◆ THE TASK:
These entries are to be retyped in full, word for word.

(SUPPLIED RECORDS)

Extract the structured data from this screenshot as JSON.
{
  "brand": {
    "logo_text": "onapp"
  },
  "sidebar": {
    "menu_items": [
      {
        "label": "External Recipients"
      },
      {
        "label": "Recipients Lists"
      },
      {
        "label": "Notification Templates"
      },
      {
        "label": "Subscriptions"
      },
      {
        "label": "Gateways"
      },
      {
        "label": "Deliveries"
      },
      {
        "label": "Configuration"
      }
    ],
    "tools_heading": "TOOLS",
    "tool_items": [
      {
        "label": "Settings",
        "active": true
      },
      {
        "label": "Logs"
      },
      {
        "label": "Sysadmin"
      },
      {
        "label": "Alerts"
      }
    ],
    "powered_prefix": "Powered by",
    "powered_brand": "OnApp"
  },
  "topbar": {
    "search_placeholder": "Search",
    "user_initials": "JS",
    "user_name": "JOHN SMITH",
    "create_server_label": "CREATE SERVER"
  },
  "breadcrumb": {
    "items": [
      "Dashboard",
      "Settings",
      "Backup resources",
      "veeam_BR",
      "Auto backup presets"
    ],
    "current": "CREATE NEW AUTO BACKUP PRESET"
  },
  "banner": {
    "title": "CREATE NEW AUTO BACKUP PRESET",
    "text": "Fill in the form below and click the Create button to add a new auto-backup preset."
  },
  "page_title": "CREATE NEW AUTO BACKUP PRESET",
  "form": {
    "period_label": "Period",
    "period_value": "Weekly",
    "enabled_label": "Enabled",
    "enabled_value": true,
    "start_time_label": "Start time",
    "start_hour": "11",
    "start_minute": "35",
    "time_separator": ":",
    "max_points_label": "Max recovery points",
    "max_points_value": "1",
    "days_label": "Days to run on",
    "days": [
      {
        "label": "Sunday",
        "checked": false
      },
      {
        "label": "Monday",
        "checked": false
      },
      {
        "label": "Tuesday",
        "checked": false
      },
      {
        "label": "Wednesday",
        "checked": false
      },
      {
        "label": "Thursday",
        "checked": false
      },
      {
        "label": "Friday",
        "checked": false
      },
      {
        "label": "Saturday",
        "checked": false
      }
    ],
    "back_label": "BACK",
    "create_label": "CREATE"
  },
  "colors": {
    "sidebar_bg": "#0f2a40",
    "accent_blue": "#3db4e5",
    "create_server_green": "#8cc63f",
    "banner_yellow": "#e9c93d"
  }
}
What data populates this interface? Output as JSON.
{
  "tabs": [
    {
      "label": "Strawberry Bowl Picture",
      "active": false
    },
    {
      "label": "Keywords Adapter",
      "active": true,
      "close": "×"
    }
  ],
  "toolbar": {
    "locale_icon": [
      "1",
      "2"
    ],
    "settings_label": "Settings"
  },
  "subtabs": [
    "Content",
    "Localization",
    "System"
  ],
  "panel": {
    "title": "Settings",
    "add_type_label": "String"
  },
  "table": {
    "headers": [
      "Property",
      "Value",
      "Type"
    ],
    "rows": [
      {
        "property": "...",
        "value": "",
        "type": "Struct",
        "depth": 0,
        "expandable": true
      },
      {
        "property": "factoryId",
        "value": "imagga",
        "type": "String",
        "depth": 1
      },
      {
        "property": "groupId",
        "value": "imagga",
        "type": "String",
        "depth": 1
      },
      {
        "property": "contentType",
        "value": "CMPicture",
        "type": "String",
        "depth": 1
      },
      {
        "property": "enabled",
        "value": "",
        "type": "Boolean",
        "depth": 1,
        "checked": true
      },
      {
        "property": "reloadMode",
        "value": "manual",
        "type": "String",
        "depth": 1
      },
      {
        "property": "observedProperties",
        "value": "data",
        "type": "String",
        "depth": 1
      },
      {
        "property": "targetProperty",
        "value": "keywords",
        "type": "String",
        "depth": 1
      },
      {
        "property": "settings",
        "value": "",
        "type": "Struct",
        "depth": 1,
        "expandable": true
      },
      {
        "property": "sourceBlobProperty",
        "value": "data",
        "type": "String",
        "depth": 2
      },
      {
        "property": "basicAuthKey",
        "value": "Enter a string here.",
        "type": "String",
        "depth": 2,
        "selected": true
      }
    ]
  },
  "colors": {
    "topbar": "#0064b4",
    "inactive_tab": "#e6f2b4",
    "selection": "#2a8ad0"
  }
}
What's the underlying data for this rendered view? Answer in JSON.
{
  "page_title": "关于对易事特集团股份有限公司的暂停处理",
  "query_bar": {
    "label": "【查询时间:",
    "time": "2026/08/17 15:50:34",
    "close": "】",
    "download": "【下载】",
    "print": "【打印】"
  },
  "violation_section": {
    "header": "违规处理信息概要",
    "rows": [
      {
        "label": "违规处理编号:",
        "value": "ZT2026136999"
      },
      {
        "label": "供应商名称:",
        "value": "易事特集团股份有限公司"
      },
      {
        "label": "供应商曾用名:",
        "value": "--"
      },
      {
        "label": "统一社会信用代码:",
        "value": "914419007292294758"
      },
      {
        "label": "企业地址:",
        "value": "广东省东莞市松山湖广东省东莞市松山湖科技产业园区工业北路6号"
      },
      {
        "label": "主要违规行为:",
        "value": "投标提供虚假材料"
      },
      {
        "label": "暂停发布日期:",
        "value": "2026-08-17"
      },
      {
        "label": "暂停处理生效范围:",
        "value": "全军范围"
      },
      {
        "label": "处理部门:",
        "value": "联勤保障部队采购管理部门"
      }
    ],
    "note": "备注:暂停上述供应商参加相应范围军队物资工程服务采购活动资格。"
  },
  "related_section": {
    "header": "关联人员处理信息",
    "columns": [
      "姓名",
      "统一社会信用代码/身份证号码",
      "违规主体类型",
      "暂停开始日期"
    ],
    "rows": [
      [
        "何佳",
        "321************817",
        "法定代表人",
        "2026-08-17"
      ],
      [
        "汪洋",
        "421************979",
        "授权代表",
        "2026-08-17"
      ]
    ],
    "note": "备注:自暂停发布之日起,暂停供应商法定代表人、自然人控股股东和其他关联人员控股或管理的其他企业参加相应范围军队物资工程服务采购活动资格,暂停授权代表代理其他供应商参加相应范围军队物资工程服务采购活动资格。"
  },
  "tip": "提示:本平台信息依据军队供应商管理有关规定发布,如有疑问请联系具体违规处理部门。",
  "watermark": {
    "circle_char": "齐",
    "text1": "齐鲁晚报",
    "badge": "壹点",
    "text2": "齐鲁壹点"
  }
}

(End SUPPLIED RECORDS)

◆ RESPONSE FOR THIS EXERCISE:
Extract the structured data from this screenshot as JSON.
{
  "brand": {
    "logo_text": "onapp"
  },
  "sidebar": {
    "menu_items": [
      {
        "label": "External Recipients"
      },
      {
        "label": "Recipients Lists"
      },
      {
        "label": "Notification Templates"
      },
      {
        "label": "Subscriptions"
      },
      {
        "label": "Gateways"
      },
      {
        "label": "Deliveries"
      },
      {
        "label": "Configuration"
      }
    ],
    "tools_heading": "TOOLS",
    "tool_items": [
      {
        "label": "Settings",
        "active": true
      },
      {
        "label": "Logs"
      },
      {
        "label": "Sysadmin"
      },
      {
        "label": "Alerts"
      }
    ],
    "powered_prefix": "Powered by",
    "powered_brand": "OnApp"
  },
  "topbar": {
    "search_placeholder": "Search",
    "user_initials": "JS",
    "user_name": "JOHN SMITH",
    "create_server_label": "CREATE SERVER"
  },
  "breadcrumb": {
    "items": [
      "Dashboard",
      "Settings",
      "Backup resources",
      "veeam_BR",
      "Auto backup presets"
    ],
    "current": "CREATE NEW AUTO BACKUP PRESET"
  },
  "banner": {
    "title": "CREATE NEW AUTO BACKUP PRESET",
    "text": "Fill in the form below and click the Create button to add a new auto-backup preset."
  },
  "page_title": "CREATE NEW AUTO BACKUP PRESET",
  "form": {
    "period_label": "Period",
    "period_value": "Weekly",
    "enabled_label": "Enabled",
    "enabled_value": true,
    "start_time_label": "Start time",
    "start_hour": "11",
    "start_minute": "35",
    "time_separator": ":",
    "max_points_label": "Max recovery points",
    "max_points_value": "1",
    "days_label": "Days to run on",
    "days": [
      {
        "label": "Sunday",
        "checked": false
      },
      {
        "label": "Monday",
        "checked": false
      },
      {
        "label": "Tuesday",
        "checked": false
      },
      {
        "label": "Wednesday",
        "checked": false
      },
      {
        "label": "Thursday",
        "checked": false
      },
      {
        "label": "Friday",
        "checked": false
      },
      {
        "label": "Saturday",
        "checked": false
      }
    ],
    "back_label": "BACK",
    "create_label": "CREATE"
  },
  "colors": {
    "sidebar_bg": "#0f2a40",
    "accent_blue": "#3db4e5",
    "create_server_green": "#8cc63f",
    "banner_yellow": "#e9c93d"
  }
}
What data populates this interface? Output as JSON.
{
  "tabs": [
    {
      "label": "Strawberry Bowl Picture",
      "active": false
    },
    {
      "label": "Keywords Adapter",
      "active": true,
      "close": "×"
    }
  ],
  "toolbar": {
    "locale_icon": [
      "1",
      "2"
    ],
    "settings_label": "Settings"
  },
  "subtabs": [
    "Content",
    "Localization",
    "System"
  ],
  "panel": {
    "title": "Settings",
    "add_type_label": "String"
  },
  "table": {
    "headers": [
      "Property",
      "Value",
      "Type"
    ],
    "rows": [
      {
        "property": "...",
        "value": "",
        "type": "Struct",
        "depth": 0,
        "expandable": true
      },
      {
        "property": "factoryId",
        "value": "imagga",
        "type": "String",
        "depth": 1
      },
      {
        "property": "groupId",
        "value": "imagga",
        "type": "String",
        "depth": 1
      },
      {
        "property": "contentType",
        "value": "CMPicture",
        "type": "String",
        "depth": 1
      },
      {
        "property": "enabled",
        "value": "",
        "type": "Boolean",
        "depth": 1,
        "checked": true
      },
      {
        "property": "reloadMode",
        "value": "manual",
        "type": "String",
        "depth": 1
      },
      {
        "property": "observedProperties",
        "value": "data",
        "type": "String",
        "depth": 1
      },
      {
        "property": "targetProperty",
        "value": "keywords",
        "type": "String",
        "depth": 1
      },
      {
        "property": "settings",
        "value": "",
        "type": "Struct",
        "depth": 1,
        "expandable": true
      },
      {
        "property": "sourceBlobProperty",
        "value": "data",
        "type": "String",
        "depth": 2
      },
      {
        "property": "basicAuthKey",
        "value": "Enter a string here.",
        "type": "String",
        "depth": 2,
        "selected": true
      }
    ]
  },
  "colors": {
    "topbar": "#0064b4",
    "inactive_tab": "#e6f2b4",
    "selection": "#2a8ad0"
  }
}
What's the underlying data for this rendered view? Answer in JSON.
{
  "page_title": "关于对易事特集团股份有限公司的暂停处理",
  "query_bar": {
    "label": "【查询时间:",
    "time": "2026/08/17 15:50:34",
    "close": "】",
    "download": "【下载】",
    "print": "【打印】"
  },
  "violation_section": {
    "header": "违规处理信息概要",
    "rows": [
      {
        "label": "违规处理编号:",
        "value": "ZT2026136999"
      },
      {
        "label": "供应商名称:",
        "value": "易事特集团股份有限公司"
      },
      {
        "label": "供应商曾用名:",
        "value": "--"
      },
      {
        "label": "统一社会信用代码:",
        "value": "914419007292294758"
      },
      {
        "label": "企业地址:",
        "value": "广东省东莞市松山湖广东省东莞市松山湖科技产业园区工业北路6号"
      },
      {
        "label": "主要违规行为:",
        "value": "投标提供虚假材料"
      },
      {
        "label": "暂停发布日期:",
        "value": "2026-08-17"
      },
      {
        "label": "暂停处理生效范围:",
        "value": "全军范围"
      },
      {
        "label": "处理部门:",
        "value": "联勤保障部队采购管理部门"
      }
    ],
    "note": "备注:暂停上述供应商参加相应范围军队物资工程服务采购活动资格。"
  },
  "related_section": {
    "header": "关联人员处理信息",
    "columns": [
      "姓名",
      "统一社会信用代码/身份证号码",
      "违规主体类型",
      "暂停开始日期"
    ],
    "rows": [
      [
        "何佳",
        "321************817",
        "法定代表人",
        "2026-08-17"
      ],
      [
        "汪洋",
        "421************979",
        "授权代表",
        "2026-08-17"
      ]
    ],
    "note": "备注:自暂停发布之日起,暂停供应商法定代表人、自然人控股股东和其他关联人员控股或管理的其他企业参加相应范围军队物资工程服务采购活动资格,暂停授权代表代理其他供应商参加相应范围军队物资工程服务采购活动资格。"
  },
  "tip": "提示:本平台信息依据军队供应商管理有关规定发布,如有疑问请联系具体违规处理部门。",
  "watermark": {
    "circle_char": "齐",
    "text1": "齐鲁晚报",
    "badge": "壹点",
    "text2": "齐鲁壹点"
  }
}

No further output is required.